Muni Diaries iPhone App Review: Routesy 2.0.2
I barely had a chance to tinker with it before it was taken off iTunes, following the much-covered flap between the app’s developer, Steven Peterson, and NBIS, a shady couple of dudes claiming ownership over the prediction data that helps power Routesy.
Well, that was all fine and dandy, but now Routesy is back, and perhaps owing to my sense of anticipation, it’s on top of its game.
This app is for locals, to be sure. When launched, it produces a long list of Muni routes. Muni nerds like yours truly could begin and end here, having a field day scrolling through the alpha-numeric route list. But the app is meant to give prediction times, so we need to keep going.
A navigation bar on the bottom of the screen lets you alternate between Muni, BART, or your saved bookmarks (more on those in a moment). On the Muni “page,” a top-nav gives you the choice between “Inbound” and “Outbound.” Very clear. But again, being a local and somewhat in the know means being aware of whether you’re traveling inbound or outbound. Not this app’s problem, but still.
Routesy is fast.
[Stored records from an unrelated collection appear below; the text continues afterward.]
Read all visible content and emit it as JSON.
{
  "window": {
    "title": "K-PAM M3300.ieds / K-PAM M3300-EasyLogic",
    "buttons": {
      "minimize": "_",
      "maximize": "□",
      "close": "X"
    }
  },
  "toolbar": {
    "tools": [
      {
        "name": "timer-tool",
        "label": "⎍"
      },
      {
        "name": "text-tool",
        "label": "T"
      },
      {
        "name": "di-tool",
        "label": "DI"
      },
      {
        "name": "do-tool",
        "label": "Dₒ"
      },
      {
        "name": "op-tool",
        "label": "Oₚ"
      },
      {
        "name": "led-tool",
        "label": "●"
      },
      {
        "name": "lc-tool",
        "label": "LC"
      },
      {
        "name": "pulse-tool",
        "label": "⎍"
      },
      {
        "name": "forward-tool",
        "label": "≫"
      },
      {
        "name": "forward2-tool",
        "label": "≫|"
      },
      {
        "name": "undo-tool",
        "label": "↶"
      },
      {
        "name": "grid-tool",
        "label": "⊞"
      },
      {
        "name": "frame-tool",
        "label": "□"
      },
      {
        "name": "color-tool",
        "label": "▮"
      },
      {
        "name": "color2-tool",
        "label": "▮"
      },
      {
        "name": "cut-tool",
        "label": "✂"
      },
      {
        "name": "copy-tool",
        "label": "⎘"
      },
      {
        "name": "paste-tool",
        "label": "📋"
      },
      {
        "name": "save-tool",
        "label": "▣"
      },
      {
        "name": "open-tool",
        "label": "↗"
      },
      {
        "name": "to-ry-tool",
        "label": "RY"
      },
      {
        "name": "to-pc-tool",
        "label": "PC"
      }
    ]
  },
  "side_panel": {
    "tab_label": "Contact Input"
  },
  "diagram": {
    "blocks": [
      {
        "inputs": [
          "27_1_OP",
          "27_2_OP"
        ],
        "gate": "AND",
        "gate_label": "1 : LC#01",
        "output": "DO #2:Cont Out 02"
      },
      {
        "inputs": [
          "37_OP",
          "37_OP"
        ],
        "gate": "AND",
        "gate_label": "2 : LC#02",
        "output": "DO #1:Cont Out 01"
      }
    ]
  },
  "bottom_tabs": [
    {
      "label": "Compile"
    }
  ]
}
Once a line is selected, you’re immediately taken to the nearest stop for that route and given a distance (always a bonus, as sometimes it’s just faster to walk). Once the stop is selected, you’re served a full course of prediction times for the next bus, nearby routes, and a map, which thanks to iPhone 3.0 software, loads seamlessly in Routesy. You can also opt to be taken to the Google Maps app, but I didn’t see a need for that.
Before you shut down shop, remember to bookmark that route+stop combination for future use. A small check-mark indicates the successful addition of a new bookmark
One thing I’d like to see all transit-prediction apps do is integrate prediction data between transit systems. Like, say I was going to take BART to 16th and Mission, but needed to get to 11th and Mission. Wouldn’t it be nice to know ahead of time about when to expect to get the bus that would take me those five blocks?
Or, imagine that you just want to know which is faster, BART or Muni (ha, yeah, we get it). It would nice to get predictions side-by-side, for comparison’s sake.
My other problem is the lack of route-planning, for those times when you’re not in the know, or for non-locals. Say you had no freakin’ idea how to get to Jackson and Steiner from Third and 20th (if I’m “out in the field,” I probably don’t). At that point, 511.org* or Google Maps are probably your best bets.
Easy to look at, easy to use, and with the added bonus of having BART prediction and bus-stop data built in, Routesy is a speedy, pretty must-have for all SF and Bay Area iPhoners. It is available on iTunes for $3.99.
P.S. It sure is nice to write about Routesy in a non-newsy way for a change 😉
* 511.org wasn’t loading at the time this review was published. Oh noes!